▶ _What needs to be done_:
The answer must be every entry, given again word for word.

Records drawn from a dataset:
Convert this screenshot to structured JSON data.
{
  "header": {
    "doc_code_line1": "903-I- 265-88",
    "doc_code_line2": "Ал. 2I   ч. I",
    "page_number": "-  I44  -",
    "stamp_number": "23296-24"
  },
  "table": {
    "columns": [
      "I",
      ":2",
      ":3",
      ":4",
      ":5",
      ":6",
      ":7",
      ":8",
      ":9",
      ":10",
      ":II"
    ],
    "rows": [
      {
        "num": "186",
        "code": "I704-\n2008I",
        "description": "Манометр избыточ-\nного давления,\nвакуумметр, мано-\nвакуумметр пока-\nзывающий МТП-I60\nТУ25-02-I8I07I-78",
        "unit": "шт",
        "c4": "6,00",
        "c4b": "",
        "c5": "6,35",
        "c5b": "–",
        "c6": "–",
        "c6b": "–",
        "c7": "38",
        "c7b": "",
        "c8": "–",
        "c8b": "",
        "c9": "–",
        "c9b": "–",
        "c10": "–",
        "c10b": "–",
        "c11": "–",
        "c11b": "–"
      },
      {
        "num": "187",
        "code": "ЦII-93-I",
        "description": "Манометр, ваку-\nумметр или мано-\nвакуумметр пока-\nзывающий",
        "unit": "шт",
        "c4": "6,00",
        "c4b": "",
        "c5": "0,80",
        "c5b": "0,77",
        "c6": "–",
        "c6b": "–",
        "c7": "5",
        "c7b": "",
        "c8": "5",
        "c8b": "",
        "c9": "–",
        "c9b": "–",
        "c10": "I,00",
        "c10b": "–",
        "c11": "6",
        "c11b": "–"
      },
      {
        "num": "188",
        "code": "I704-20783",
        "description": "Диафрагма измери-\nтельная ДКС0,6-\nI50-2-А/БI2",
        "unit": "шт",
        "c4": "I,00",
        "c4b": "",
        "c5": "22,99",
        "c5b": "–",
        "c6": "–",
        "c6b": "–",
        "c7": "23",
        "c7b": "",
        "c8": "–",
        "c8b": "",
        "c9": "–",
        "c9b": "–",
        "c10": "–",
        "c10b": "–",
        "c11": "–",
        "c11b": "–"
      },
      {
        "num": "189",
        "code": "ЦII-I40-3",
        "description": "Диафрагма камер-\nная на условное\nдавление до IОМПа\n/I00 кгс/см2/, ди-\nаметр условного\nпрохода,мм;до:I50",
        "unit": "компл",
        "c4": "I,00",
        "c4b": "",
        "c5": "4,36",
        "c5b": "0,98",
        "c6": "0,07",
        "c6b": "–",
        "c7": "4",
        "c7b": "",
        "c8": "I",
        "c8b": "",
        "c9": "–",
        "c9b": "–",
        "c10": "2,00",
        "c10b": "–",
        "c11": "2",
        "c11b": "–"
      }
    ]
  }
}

▶ _The completed task_:
Convert this screenshot to structured JSON data.
{
  "header": {
    "doc_code_line1": "903-I- 265-88",
    "doc_code_line2": "Ал. 2I   ч. I",
    "page_number": "-  I44  -",
    "stamp_number": "23296-24"
  },
  "table": {
    "columns": [
      "I",
      ":2",
      ":3",
      ":4",
      ":5",
      ":6",
      ":7",
      ":8",
      ":9",
      ":10",
      ":II"
    ],
    "rows": [
      {
        "num": "186",
        "code": "I704-\n2008I",
        "description": "Манометр избыточ-\nного давления,\nвакуумметр, мано-\nвакуумметр пока-\nзывающий МТП-I60\nТУ25-02-I8I07I-78",
        "unit": "шт",
        "c4": "6,00",
        "c4b": "",
        "c5": "6,35",
        "c5b": "–",
        "c6": "–",
        "c6b": "–",
        "c7": "38",
        "c7b": "",
        "c8": "–",
        "c8b": "",
        "c9": "–",
        "c9b": "–",
        "c10": "–",
        "c10b": "–",
        "c11": "–",
        "c11b": "–"
      },
      {
        "num": "187",
        "code": "ЦII-93-I",
        "description": "Манометр, ваку-\nумметр или мано-\nвакуумметр пока-\nзывающий",
        "unit": "шт",
        "c4": "6,00",
        "c4b": "",
        "c5": "0,80",
        "c5b": "0,77",
        "c6": "–",
        "c6b": "–",
        "c7": "5",
        "c7b": "",
        "c8": "5",
        "c8b": "",
        "c9": "–",
        "c9b": "–",
        "c10": "I,00",
        "c10b": "–",
        "c11": "6",
        "c11b": "–"
      },
      {
        "num": "188",
        "code": "I704-20783",
        "description": "Диафрагма измери-\nтельная ДКС0,6-\nI50-2-А/БI2",
        "unit": "шт",
        "c4": "I,00",
        "c4b": "",
        "c5": "22,99",
        "c5b": "–",
        "c6": "–",
        "c6b": "–",
        "c7": "23",
        "c7b": "",
        "c8": "–",
        "c8b": "",
        "c9": "–",
        "c9b": "–",
        "c10": "–",
        "c10b": "–",
        "c11": "–",
        "c11b": "–"
      },
      {
        "num": "189",
        "code": "ЦII-I40-3",
        "description": "Диафрагма камер-\nная на условное\nдавление до IОМПа\n/I00 кгс/см2/, ди-\nаметр условного\nпрохода,мм;до:I50",
        "unit": "компл",
        "c4": "I,00",
        "c4b": "",
        "c5": "4,36",
        "c5b": "0,98",
        "c6": "0,07",
        "c6b": "–",
        "c7": "4",
        "c7b": "",
        "c8": "I",
        "c8b": "",
        "c9": "–",
        "c9b": "–",
        "c10": "2,00",
        "c10b": "–",
        "c11": "2",
        "c11b": "–"
      }
    ]
  }
}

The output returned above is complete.